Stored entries
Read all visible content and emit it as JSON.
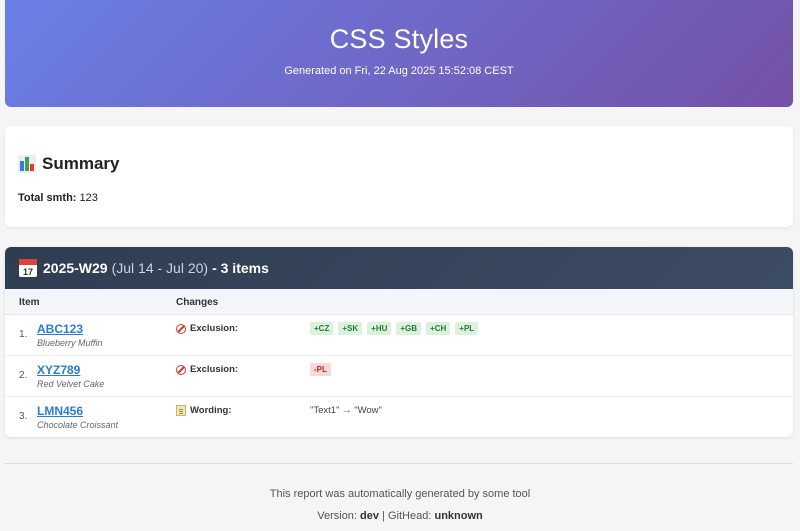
{
  "header": {
    "title": "CSS Styles",
    "generated": "Generated on Fri, 22 Aug 2025 15:52:08 CEST"
  },
  "summary": {
    "heading": "Summary",
    "total_label": "Total smth:",
    "total_value": "123",
    "icon": "bar-chart-icon"
  },
  "week": {
    "icon_day": "17",
    "id": "2025-W29",
    "range": "(Jul 14 - Jul 20)",
    "count": "- 3 items",
    "columns": {
      "item": "Item",
      "changes": "Changes"
    },
    "rows": [
      {
        "index": "1.",
        "code": "ABC123",
        "desc": "Blueberry Muffin",
        "change_type": "Exclusion:",
        "icon": "no-entry-icon",
        "badges": [
          "+CZ",
          "+SK",
          "+HU",
          "+GB",
          "+CH",
          "+PL"
        ]
      },
      {
        "index": "2.",
        "code": "XYZ789",
        "desc": "Red Velvet Cake",
        "change_type": "Exclusion:",
        "icon": "no-entry-icon",
        "badges": [
          "-PL"
        ]
      },
      {
        "index": "3.",
        "code": "LMN456",
        "desc": "Chocolate Croissant",
        "change_type": "Wording:",
        "icon": "memo-icon",
        "wording": "\"Text1\" → \"Wow\""
      }
    ]
  },
  "footer": {
    "line1": "This report was automatically generated by some tool",
    "version_label": "Version:",
    "version": "dev",
    "separator": "|",
    "githead_label": "GitHead:",
    "githead": "unknown"
  },
  "colors": {
    "header_gradient_start": "#6a7fe6",
    "header_gradient_end": "#7451a8",
    "week_header": "#2f3d52",
    "link": "#2a7bd0",
    "add_badge": "#dcf1dd",
    "remove_badge": "#f8d8d8"
  }
}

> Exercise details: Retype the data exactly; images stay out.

> Answer area:
Read all visible content and emit it as JSON.
{
  "header": {
    "title": "CSS Styles",
    "generated": "Generated on Fri, 22 Aug 2025 15:52:08 CEST"
  },
  "summary": {
    "heading": "Summary",
    "total_label": "Total smth:",
    "total_value": "123",
    "icon": "bar-chart-icon"
  },
  "week": {
    "icon_day": "17",
    "id": "2025-W29",
    "range": "(Jul 14 - Jul 20)",
    "count": "- 3 items",
    "columns": {
      "item": "Item",
      "changes": "Changes"
    },
    "rows": [
      {
        "index": "1.",
        "code": "ABC123",
        "desc": "Blueberry Muffin",
        "change_type": "Exclusion:",
        "icon": "no-entry-icon",
        "badges": [
          "+CZ",
          "+SK",
          "+HU",
          "+GB",
          "+CH",
          "+PL"
        ]
      },
      {
        "index": "2.",
        "code": "XYZ789",
        "desc": "Red Velvet Cake",
        "change_type": "Exclusion:",
        "icon": "no-entry-icon",
        "badges": [
          "-PL"
        ]
      },
      {
        "index": "3.",
        "code": "LMN456",
        "desc": "Chocolate Croissant",
        "change_type": "Wording:",
        "icon": "memo-icon",
        "wording": "\"Text1\" → \"Wow\""
      }
    ]
  },
  "footer": {
    "line1": "This report was automatically generated by some tool",
    "version_label": "Version:",
    "version": "dev",
    "separator": "|",
    "githead_label": "GitHead:",
    "githead": "unknown"
  },
  "colors": {
    "header_gradient_start": "#6a7fe6",
    "header_gradient_end": "#7451a8",
    "week_header": "#2f3d52",
    "link": "#2a7bd0",
    "add_badge": "#dcf1dd",
    "remove_badge": "#f8d8d8"
  }
}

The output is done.